In many ways, this reliance on the SEC to value consumer data makes a lot of sense. A number of the big, publicly-traded tech companies already generate metrics and reports about how much their consumers are worth, and some of that data is already publicly communicated to shareholders and investors. For example, Facebook reports on “average revenue per user.” The more users that Facebook has each quarter, and the more that Facebook can share the data of those users with third-party advertisers, the more money it can make. Right now, Facebook says that that the average revenue per user is $6.42 per year. That might not sound like a lot of money, but when you multiply it by 1 billion users worldwide, you can start to see why Facebook cranks out so much profit each year. As Sen. Warner noted, “You are paying with your data instead of your wallet.”
The challenges of data monetization

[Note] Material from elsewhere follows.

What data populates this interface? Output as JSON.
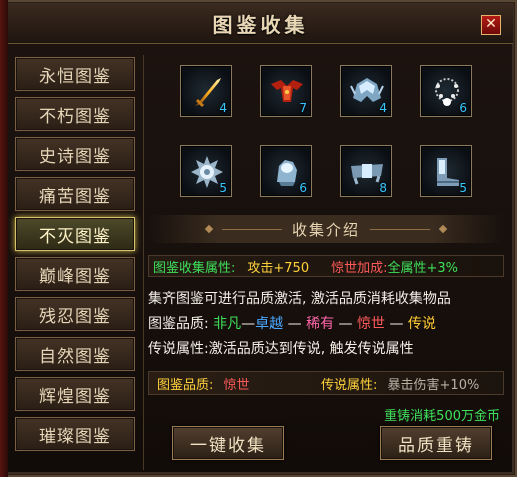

The problem with the DASHBOARD Act, of course, is that there is no universally agreed way to value data. Data monetization is still very much a “black box” in which a lot of variables and inputs go into figuring out the total value of the data. A lot depends on context, and how valuable the data is perceived to be to advertisers. Presumably, a young, single, affluent user with plenty of disposable income who is “friends” with a lot of brands on social media would be a lot more attractive to a typical advertiser (e.g. a big auto company) than users in other demographic or psychographic groups.
But you can already start to see the issue here with data monetization – it’s more art than science to make sense of how to value unstructured data such as “likes” or “comments.” There is some data that converts very easily to an economic model of users (such as information about purchases or online buying behavior), but other data that might take a lot more analysis to make sense of and generate a final number. Online, some users sometimes sell their data for mere pennies, while other users manage to sell their personal data for thousands of dollars. Presumably, Big Tech companies like Facebook and Google will look for ways to minimize the value of personal data, while consumer advocates and privacy activists will look for ways to maximize the value of that data.
The current regulatory landscape for tech
Importantly, the new DASHBOARD Act is very much a creation of the current political zeitgeist. On both sides of the political aisle, there is suddenly momentum and willingness to regulate the big tech companies. Slowly but surely, the U.S. Congress is chipping away at important privacy issues, and taking new steps to bring transparency to the shadowy world of data brokering. The two U.S. Senators behind the DASHBOARD Act – Sen. Mark Warner and Sen. Josh Hawley – have already partnered on one bipartisan bill (the “Do Not Track Act”), and they are now moving forward with other initiatives as well.
Given the current regulatory landscape for tech, it’s no longer out of the question that we might see sweeping new federal privacy legislation. That will be a landmark piece of national legislation. Instead of a patchwork quilt of laws with clever names (such as the DASHBOARD Act), there will be one, comprehensive law that spells out exactly what companies can – and cannot – do with user data.